MathOverflow is a question and answer site for professional mathematicians. Join them; it only takes a minute:

Sign up
Here's how it works:
  1. Anybody can ask a question
  2. Anybody can answer
  3. The best answers are voted up and rise to the top

I wonder whether the sequence $s_{n} = \sum_{k = 1}^{n} \sin k$ is bounded.

The answer seems no, but I have no idea how to prove this from the irrationality of $\pi$.

share|cite|improve this question

closed as off topic by Gerry Myerson, George Lowther, Felipe Voloch, Mark Meckes, Vladimir Dotsenko Jun 9 '12 at 13:28

Questions on MathOverflow are expected to relate to research level mathematics within the scope defined by the community. Consider editing the question or leaving comments for improvement if you believe the question can be reworded to fit within the scope. Read more about reopening questions here.If this question can be reworded to fit the rules in the help center, please edit the question.

It's not a research level question. You should ask it at – Davide Giraudo Jun 9 '12 at 11:31

In this particular case, use $s_n(\theta)=\sum_{k=0}^n\sin(k\theta)=\Im(\sum_{k=0}^n\exp(ki\theta))=\dots=\frac{\sin(n\theta/2)\sin((n+1)\theta/2)}{\sin (\theta/2)}$

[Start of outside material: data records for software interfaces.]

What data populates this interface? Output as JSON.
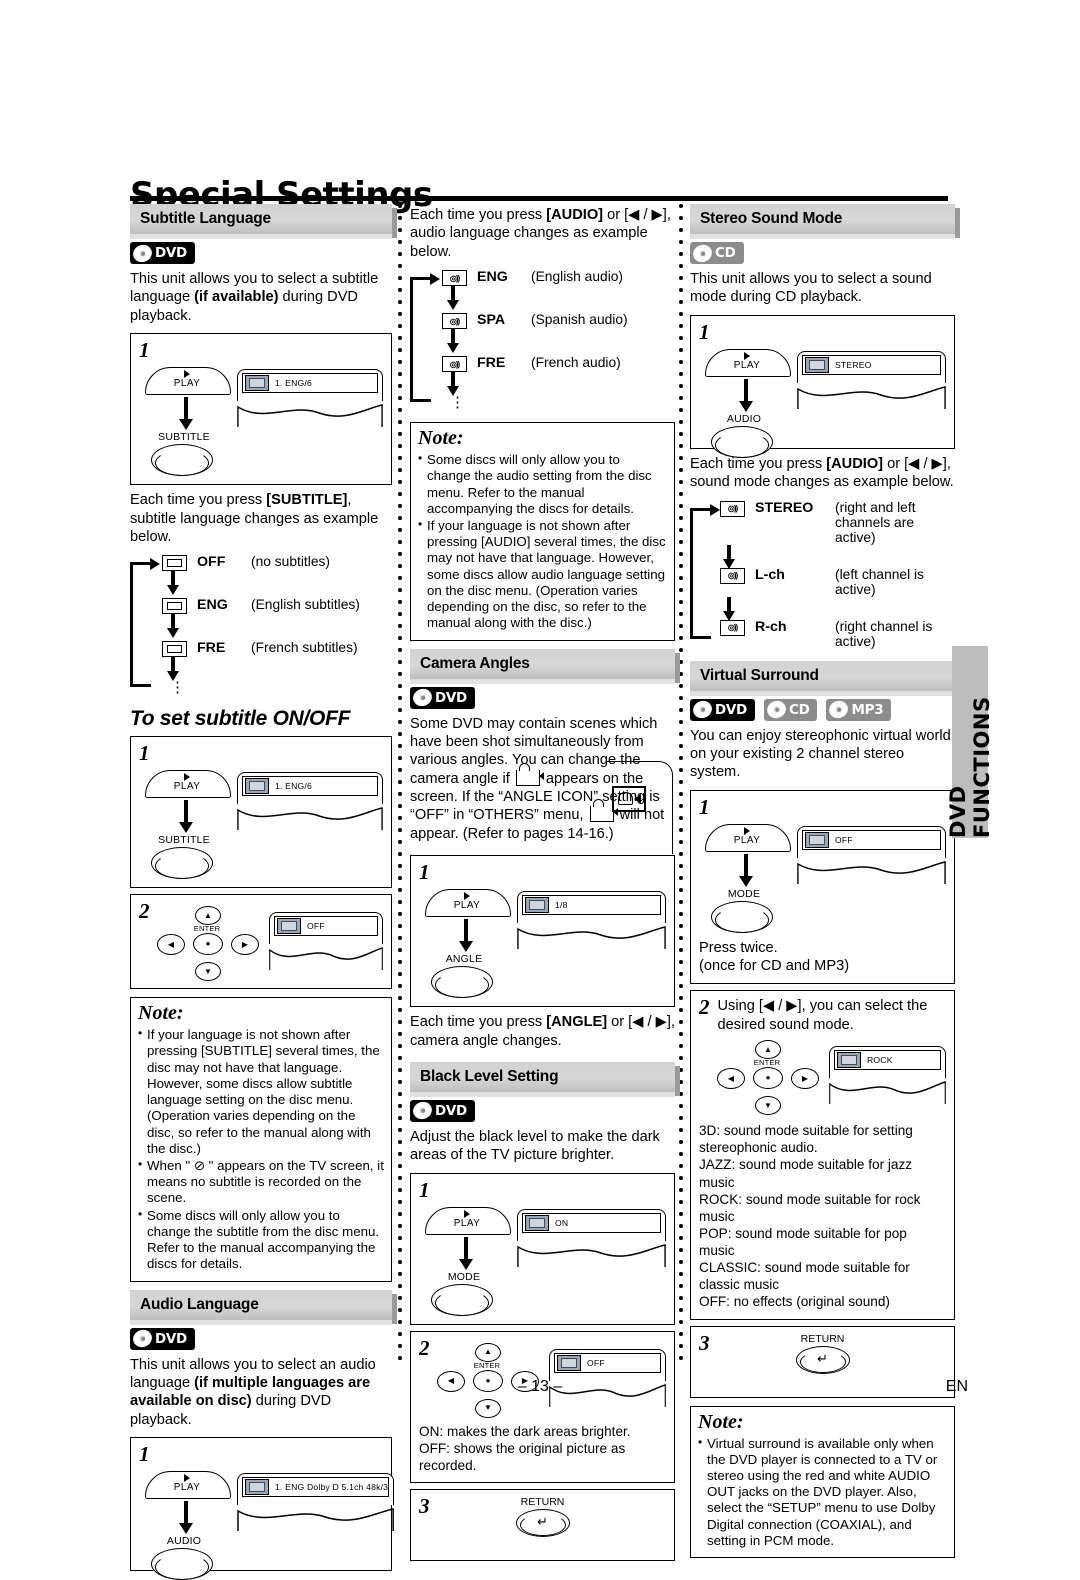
{
  "page": {
    "title": "Special Settings",
    "page_number": "– 13 –",
    "language_mark": "EN",
    "side_tab": "DVD FUNCTIONS"
  },
  "badges": {
    "dvd": "DVD",
    "cd": "CD",
    "mp3": "MP3"
  },
  "keys": {
    "play": "PLAY",
    "subtitle": "SUBTITLE",
    "audio": "AUDIO",
    "angle": "ANGLE",
    "mode": "MODE",
    "return": "RETURN",
    "enter": "ENTER"
  },
  "subtitle_language": {
    "heading": "Subtitle Language",
    "intro_a": "This unit allows you to select a subtitle language ",
    "intro_b": "(if available)",
    "intro_c": " during DVD playback.",
    "step1_num": "1",
    "osd_text": "1. ENG/6",
    "press_text_a": "Each time you press ",
    "press_text_b": "[SUBTITLE]",
    "press_text_c": ", subtitle language changes as example below.",
    "cycle": [
      {
        "code": "OFF",
        "desc": "(no subtitles)"
      },
      {
        "code": "ENG",
        "desc": "(English subtitles)"
      },
      {
        "code": "FRE",
        "desc": "(French subtitles)"
      }
    ],
    "onoff_heading": "To set subtitle ON/OFF",
    "onoff_step1_num": "1",
    "onoff_step1_osd": "1. ENG/6",
    "onoff_step2_num": "2",
    "onoff_step2_osd": "OFF",
    "note_title": "Note:",
    "notes": [
      "If your language is not shown after pressing [SUBTITLE] several times, the disc may not have that language. However, some discs allow subtitle language setting on the disc menu. (Operation varies depending on the disc, so refer to the manual along with the disc.)",
      "When \" ⊘ \" appears on the TV screen, it means no subtitle is recorded on the scene.",
      "Some discs will only allow you to change the subtitle from the disc menu. Refer to the manual accompanying the discs for details."
    ]
  },
  "audio_language": {
    "heading": "Audio Language",
    "intro_a": "This unit allows you to select an audio language ",
    "intro_b": "(if multiple languages are available on disc)",
    "intro_c": " during DVD playback.",
    "step1_num": "1",
    "osd_text": "1. ENG  Dolby D  5.1ch  48k/3",
    "press_text_a": "Each time you press ",
    "press_text_b": "[AUDIO]",
    "press_text_c": " or [◀ / ▶], audio language changes as example below.",
    "cycle": [
      {
        "code": "ENG",
        "desc": "(English audio)"
      },
      {
        "code": "SPA",
        "desc": "(Spanish audio)"
      },
      {
        "code": "FRE",
        "desc": "(French audio)"
      }
    ],
    "note_title": "Note:",
    "notes": [
      "Some discs will only allow you to change the audio setting from the disc menu. Refer to the manual accompanying the discs for details.",
      "If your language is not shown after pressing [AUDIO] several times, the disc may not have that language. However, some discs allow audio language setting on the disc menu. (Operation varies depending on the disc, so refer to the manual along with the disc.)"
    ]
  },
  "camera_angles": {
    "heading": "Camera Angles",
    "text_1": "Some DVD may contain scenes which have been shot simultaneously from various angles. You can change the camera angle if ",
    "text_2": " appears on the screen. If the “ANGLE ICON” setting is “OFF” in “OTHERS” menu, ",
    "text_3": " will not appear. (Refer to pages 14-16.)",
    "step1_num": "1",
    "osd_text": "1/8",
    "press_text_a": "Each time you press ",
    "press_text_b": "[ANGLE]",
    "press_text_c": " or [◀ / ▶], camera angle changes."
  },
  "black_level": {
    "heading": "Black Level Setting",
    "intro": "Adjust the black level to make the dark areas of the TV picture brighter.",
    "step1_num": "1",
    "step1_osd": "ON",
    "step2_num": "2",
    "step2_osd": "OFF",
    "desc_on": "ON: makes the dark areas brighter.",
    "desc_off": "OFF: shows the original picture as recorded.",
    "step3_num": "3"
  },
  "stereo_sound_mode": {
    "heading": "Stereo Sound Mode",
    "intro": "This unit allows you to select a sound mode during CD playback.",
    "step1_num": "1",
    "osd_text": "STEREO",
    "press_text_a": "Each time you press ",
    "press_text_b": "[AUDIO]",
    "press_text_c": " or [◀ / ▶], sound mode changes as example below.",
    "cycle": [
      {
        "code": "STEREO",
        "desc": "(right and left channels are active)"
      },
      {
        "code": "L-ch",
        "desc": "(left channel is active)"
      },
      {
        "code": "R-ch",
        "desc": "(right channel is active)"
      }
    ]
  },
  "virtual_surround": {
    "heading": "Virtual Surround",
    "intro": "You can enjoy stereophonic virtual world on your existing 2 channel stereo system.",
    "step1_num": "1",
    "step1_osd": "OFF",
    "step1_note_1": "Press twice.",
    "step1_note_2": "(once for CD and MP3)",
    "step2_num": "2",
    "step2_text": "Using [◀ / ▶], you can select the desired sound mode.",
    "step2_osd": "ROCK",
    "modes": [
      "3D: sound mode suitable for setting        stereophonic audio.",
      "JAZZ: sound mode suitable for jazz           music",
      "ROCK: sound mode suitable for rock music",
      "POP: sound mode suitable for pop music",
      "CLASSIC: sound mode suitable for                  classic music",
      "OFF: no effects (original sound)"
    ],
    "step3_num": "3",
    "note_title": "Note:",
    "notes": [
      "Virtual surround is available only when the DVD player is connected to a TV or stereo using the red and white AUDIO OUT jacks on the DVD player. Also, select the “SETUP” menu to use Dolby Digital connection (COAXIAL), and setting in PCM mode."
    ]
  }
}
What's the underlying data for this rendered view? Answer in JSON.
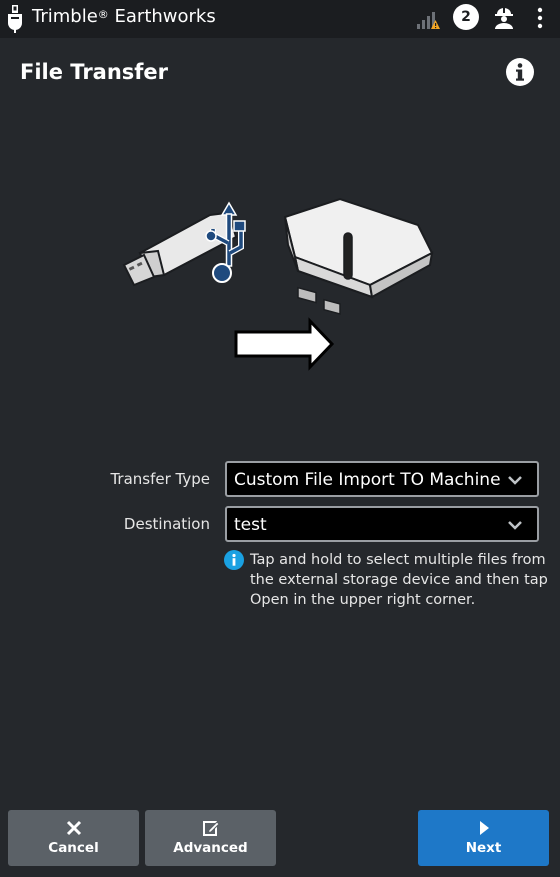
{
  "app": {
    "brand": "Trimble",
    "registered": "®",
    "product": "Earthworks"
  },
  "status": {
    "notification_count": "2"
  },
  "page": {
    "title": "File Transfer"
  },
  "form": {
    "transfer_type_label": "Transfer Type",
    "transfer_type_value": "Custom File Import TO Machine",
    "destination_label": "Destination",
    "destination_value": "test"
  },
  "hint": "Tap and hold to select multiple files from the external storage device and then tap Open in the upper right corner.",
  "buttons": {
    "cancel": "Cancel",
    "advanced": "Advanced",
    "next": "Next"
  },
  "icons": [
    "trimble-logo-icon",
    "signal-warning-icon",
    "operator-icon",
    "more-vert-icon",
    "info-icon",
    "usb-drive-icon",
    "usb-symbol-icon",
    "machine-controller-icon",
    "arrow-right-icon",
    "chevron-down-icon",
    "close-icon",
    "edit-icon",
    "play-icon"
  ],
  "colors": {
    "background": "#25282c",
    "topbar": "#1b1d20",
    "primary_button": "#1e78c8",
    "secondary_button": "#5b6167",
    "usb_blue": "#1f4a7e",
    "warning": "#f5a623",
    "info_blue": "#1aa1e2"
  }
}
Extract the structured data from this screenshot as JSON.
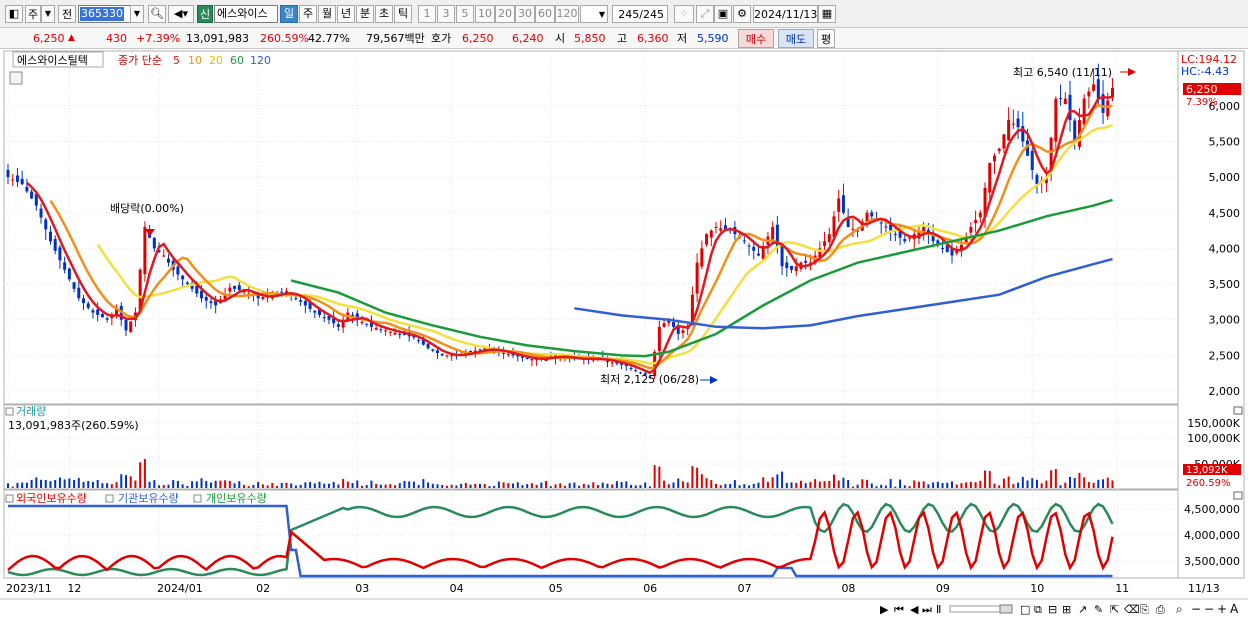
{
  "toolbar": {
    "market_label": "주",
    "prev_label": "전",
    "stock_code": "365330",
    "badge": "신",
    "stock_name": "에스와이스",
    "timeframes": [
      "일",
      "주",
      "월",
      "년",
      "분",
      "초",
      "틱"
    ],
    "active_timeframe": "일",
    "periods": [
      "1",
      "3",
      "5",
      "10",
      "20",
      "30",
      "60",
      "120"
    ],
    "count": "245/245",
    "date": "2024/11/13"
  },
  "quote": {
    "price": "6,250",
    "change_arrow": "▲",
    "change": "430",
    "change_pct": "+7.39%",
    "volume": "13,091,983",
    "volume_ratio": "260.59%",
    "turnover_pct": "42.77%",
    "amount": "79,567백만",
    "ask_label": "호가",
    "ask1": "6,250",
    "ask2": "6,240",
    "open_label": "시",
    "open": "5,850",
    "high_label": "고",
    "high": "6,360",
    "low_label": "저",
    "low": "5,590",
    "buy_label": "매수",
    "sell_label": "매도",
    "eval_label": "평"
  },
  "price_panel": {
    "legend_stock": "에스와이스틸텍",
    "legend_ma_label": "종가 단순",
    "ma_periods": [
      "5",
      "10",
      "20",
      "60",
      "120"
    ],
    "ma_colors": [
      "#e0191e",
      "#f0901a",
      "#f0e040",
      "#1a9a3a",
      "#2f5fd0"
    ],
    "lc": "LC:194.12",
    "hc": "HC:-4.43",
    "last_price_tag": "6,250",
    "last_pct_tag": "7.39%",
    "high_annotation": "최고 6,540 (11/11)",
    "low_annotation": "최저 2,125 (06/28)",
    "dividend_annotation": "배당락(0.00%)",
    "y_ticks": [
      "6,000",
      "5,500",
      "5,000",
      "4,500",
      "4,000",
      "3,500",
      "3,000",
      "2,500",
      "2,000"
    ]
  },
  "volume_panel": {
    "title": "거래량",
    "value": "13,091,983주(260.59%)",
    "y_ticks": [
      "150,000K",
      "100,000K",
      "50,000K"
    ],
    "last_tag": "13,092K",
    "last_pct_tag": "260.59%"
  },
  "holding_panel": {
    "series": [
      "외국인보유수량",
      "기관보유수량",
      "개인보유수량"
    ],
    "y_ticks": [
      "4,500,000",
      "4,000,000",
      "3,500,000"
    ]
  },
  "x_axis": {
    "labels": [
      "2023/11",
      "12",
      "2024/01",
      "02",
      "03",
      "04",
      "05",
      "06",
      "07",
      "08",
      "09",
      "10",
      "11"
    ],
    "right_label": "11/13"
  },
  "colors": {
    "up": "#e00000",
    "down": "#0030c8",
    "header_bg": "#f0f0f0"
  },
  "chart_data": {
    "type": "candlestick",
    "x_start": "2023-11",
    "x_end": "2024-11-13",
    "last_close": 6250,
    "period_high": 6540,
    "period_high_date": "11/11",
    "period_low": 2125,
    "period_low_date": "06/28",
    "ylim": [
      1850,
      6600
    ],
    "close_path": [
      [
        0,
        5000
      ],
      [
        3,
        4900
      ],
      [
        6,
        4600
      ],
      [
        9,
        4100
      ],
      [
        12,
        3700
      ],
      [
        15,
        3300
      ],
      [
        18,
        3100
      ],
      [
        21,
        3000
      ],
      [
        23,
        3150
      ],
      [
        25,
        2850
      ],
      [
        27,
        3100
      ],
      [
        29,
        4300
      ],
      [
        31,
        4000
      ],
      [
        33,
        3900
      ],
      [
        35,
        3700
      ],
      [
        38,
        3500
      ],
      [
        41,
        3300
      ],
      [
        44,
        3200
      ],
      [
        47,
        3450
      ],
      [
        50,
        3400
      ],
      [
        53,
        3300
      ],
      [
        56,
        3350
      ],
      [
        59,
        3400
      ],
      [
        62,
        3250
      ],
      [
        65,
        3100
      ],
      [
        68,
        3000
      ],
      [
        70,
        2900
      ],
      [
        72,
        3100
      ],
      [
        74,
        3000
      ],
      [
        77,
        2900
      ],
      [
        80,
        2850
      ],
      [
        83,
        2800
      ],
      [
        86,
        2750
      ],
      [
        89,
        2600
      ],
      [
        92,
        2500
      ],
      [
        95,
        2500
      ],
      [
        98,
        2550
      ],
      [
        101,
        2600
      ],
      [
        104,
        2550
      ],
      [
        107,
        2500
      ],
      [
        110,
        2450
      ],
      [
        113,
        2450
      ],
      [
        116,
        2500
      ],
      [
        119,
        2450
      ],
      [
        122,
        2450
      ],
      [
        125,
        2450
      ],
      [
        128,
        2400
      ],
      [
        131,
        2350
      ],
      [
        134,
        2250
      ],
      [
        136,
        2200
      ],
      [
        138,
        2900
      ],
      [
        140,
        3000
      ],
      [
        142,
        2800
      ],
      [
        144,
        2900
      ],
      [
        146,
        3800
      ],
      [
        148,
        4200
      ],
      [
        150,
        4300
      ],
      [
        153,
        4250
      ],
      [
        156,
        4100
      ],
      [
        159,
        3900
      ],
      [
        162,
        4300
      ],
      [
        164,
        3750
      ],
      [
        166,
        3700
      ],
      [
        168,
        3800
      ],
      [
        170,
        3800
      ],
      [
        172,
        4000
      ],
      [
        174,
        4200
      ],
      [
        176,
        4700
      ],
      [
        178,
        4300
      ],
      [
        180,
        4250
      ],
      [
        182,
        4500
      ],
      [
        184,
        4400
      ],
      [
        186,
        4300
      ],
      [
        188,
        4200
      ],
      [
        190,
        4100
      ],
      [
        192,
        4200
      ],
      [
        194,
        4300
      ],
      [
        196,
        4100
      ],
      [
        198,
        4000
      ],
      [
        200,
        3900
      ],
      [
        202,
        4050
      ],
      [
        204,
        4300
      ],
      [
        206,
        4500
      ],
      [
        208,
        5200
      ],
      [
        210,
        5400
      ],
      [
        212,
        5800
      ],
      [
        214,
        5700
      ],
      [
        216,
        5300
      ],
      [
        218,
        4900
      ],
      [
        220,
        5000
      ],
      [
        222,
        6100
      ],
      [
        224,
        6100
      ],
      [
        226,
        5500
      ],
      [
        228,
        6100
      ],
      [
        230,
        6300
      ],
      [
        232,
        5900
      ],
      [
        234,
        6250
      ]
    ],
    "ma60_path": [
      [
        60,
        3550
      ],
      [
        70,
        3380
      ],
      [
        80,
        3100
      ],
      [
        90,
        2920
      ],
      [
        100,
        2760
      ],
      [
        110,
        2640
      ],
      [
        120,
        2560
      ],
      [
        130,
        2500
      ],
      [
        135,
        2490
      ],
      [
        140,
        2550
      ],
      [
        150,
        2800
      ],
      [
        160,
        3200
      ],
      [
        170,
        3550
      ],
      [
        180,
        3800
      ],
      [
        190,
        3950
      ],
      [
        200,
        4100
      ],
      [
        210,
        4250
      ],
      [
        220,
        4450
      ],
      [
        230,
        4600
      ],
      [
        234,
        4680
      ]
    ],
    "ma120_path": [
      [
        120,
        3160
      ],
      [
        130,
        3060
      ],
      [
        140,
        3000
      ],
      [
        150,
        2900
      ],
      [
        160,
        2880
      ],
      [
        170,
        2920
      ],
      [
        180,
        3050
      ],
      [
        190,
        3150
      ],
      [
        200,
        3250
      ],
      [
        210,
        3350
      ],
      [
        220,
        3600
      ],
      [
        230,
        3780
      ],
      [
        234,
        3850
      ]
    ]
  }
}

share|cite|improve this answer
In particular, $s_n$ is bounded. – David Speyer Jun 9 '12 at 11:55
Thanks for your help! – Vincent Jun 9 '12 at 12:23

Not the answer you're looking for? Browse other questions tagged or ask your own question.